> _Extracted material_:
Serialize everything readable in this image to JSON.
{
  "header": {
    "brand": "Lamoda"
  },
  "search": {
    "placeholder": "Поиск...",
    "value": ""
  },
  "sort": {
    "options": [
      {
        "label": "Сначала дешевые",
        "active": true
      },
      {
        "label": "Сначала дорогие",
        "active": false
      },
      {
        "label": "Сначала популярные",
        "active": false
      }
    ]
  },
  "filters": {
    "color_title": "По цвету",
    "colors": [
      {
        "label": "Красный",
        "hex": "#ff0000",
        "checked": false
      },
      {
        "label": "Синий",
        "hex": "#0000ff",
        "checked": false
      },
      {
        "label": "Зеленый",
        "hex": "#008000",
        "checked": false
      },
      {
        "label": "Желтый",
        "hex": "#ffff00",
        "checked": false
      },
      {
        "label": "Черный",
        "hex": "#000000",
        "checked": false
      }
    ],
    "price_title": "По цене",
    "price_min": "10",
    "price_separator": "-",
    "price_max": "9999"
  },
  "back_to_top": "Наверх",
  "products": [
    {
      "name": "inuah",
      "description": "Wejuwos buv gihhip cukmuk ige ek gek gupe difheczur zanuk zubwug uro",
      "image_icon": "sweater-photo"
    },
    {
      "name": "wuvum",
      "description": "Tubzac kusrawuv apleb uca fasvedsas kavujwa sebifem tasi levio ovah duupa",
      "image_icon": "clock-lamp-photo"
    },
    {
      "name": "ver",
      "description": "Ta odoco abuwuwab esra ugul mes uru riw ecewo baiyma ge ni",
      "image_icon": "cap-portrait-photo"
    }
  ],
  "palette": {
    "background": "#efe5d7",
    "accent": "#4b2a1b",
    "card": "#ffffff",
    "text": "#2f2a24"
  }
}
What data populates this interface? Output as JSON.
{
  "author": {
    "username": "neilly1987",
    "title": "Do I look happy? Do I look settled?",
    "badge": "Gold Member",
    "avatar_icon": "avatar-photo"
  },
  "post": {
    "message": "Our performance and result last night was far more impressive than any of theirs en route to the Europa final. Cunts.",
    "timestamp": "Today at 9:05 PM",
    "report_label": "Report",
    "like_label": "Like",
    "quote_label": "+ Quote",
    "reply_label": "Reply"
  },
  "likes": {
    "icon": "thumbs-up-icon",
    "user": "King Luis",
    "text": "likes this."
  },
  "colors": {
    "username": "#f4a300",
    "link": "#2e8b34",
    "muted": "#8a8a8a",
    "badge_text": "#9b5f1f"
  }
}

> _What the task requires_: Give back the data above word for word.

> _Result_:
Serialize everything readable in this image to JSON.
{
  "header": {
    "brand": "Lamoda"
  },
  "search": {
    "placeholder": "Поиск...",
    "value": ""
  },
  "sort": {
    "options": [
      {
        "label": "Сначала дешевые",
        "active": true
      },
      {
        "label": "Сначала дорогие",
        "active": false
      },
      {
        "label": "Сначала популярные",
        "active": false
      }
    ]
  },
  "filters": {
    "color_title": "По цвету",
    "colors": [
      {
        "label": "Красный",
        "hex": "#ff0000",
        "checked": false
      },
      {
        "label": "Синий",
        "hex": "#0000ff",
        "checked": false
      },
      {
        "label": "Зеленый",
        "hex": "#008000",
        "checked": false
      },
      {
        "label": "Желтый",
        "hex": "#ffff00",
        "checked": false
      },
      {
        "label": "Черный",
        "hex": "#000000",
        "checked": false
      }
    ],
    "price_title": "По цене",
    "price_min": "10",
    "price_separator": "-",
    "price_max": "9999"
  },
  "back_to_top": "Наверх",
  "products": [
    {
      "name": "inuah",
      "description": "Wejuwos buv gihhip cukmuk ige ek gek gupe difheczur zanuk zubwug uro",
      "image_icon": "sweater-photo"
    },
    {
      "name": "wuvum",
      "description": "Tubzac kusrawuv apleb uca fasvedsas kavujwa sebifem tasi levio ovah duupa",
      "image_icon": "clock-lamp-photo"
    },
    {
      "name": "ver",
      "description": "Ta odoco abuwuwab esra ugul mes uru riw ecewo baiyma ge ni",
      "image_icon": "cap-portrait-photo"
    }
  ],
  "palette": {
    "background": "#efe5d7",
    "accent": "#4b2a1b",
    "card": "#ffffff",
    "text": "#2f2a24"
  }
}
What data populates this interface? Output as JSON.
{
  "author": {
    "username": "neilly1987",
    "title": "Do I look happy? Do I look settled?",
    "badge": "Gold Member",
    "avatar_icon": "avatar-photo"
  },
  "post": {
    "message": "Our performance and result last night was far more impressive than any of theirs en route to the Europa final. Cunts.",
    "timestamp": "Today at 9:05 PM",
    "report_label": "Report",
    "like_label": "Like",
    "quote_label": "+ Quote",
    "reply_label": "Reply"
  },
  "likes": {
    "icon": "thumbs-up-icon",
    "user": "King Luis",
    "text": "likes this."
  },
  "colors": {
    "username": "#f4a300",
    "link": "#2e8b34",
    "muted": "#8a8a8a",
    "badge_text": "#9b5f1f"
  }
}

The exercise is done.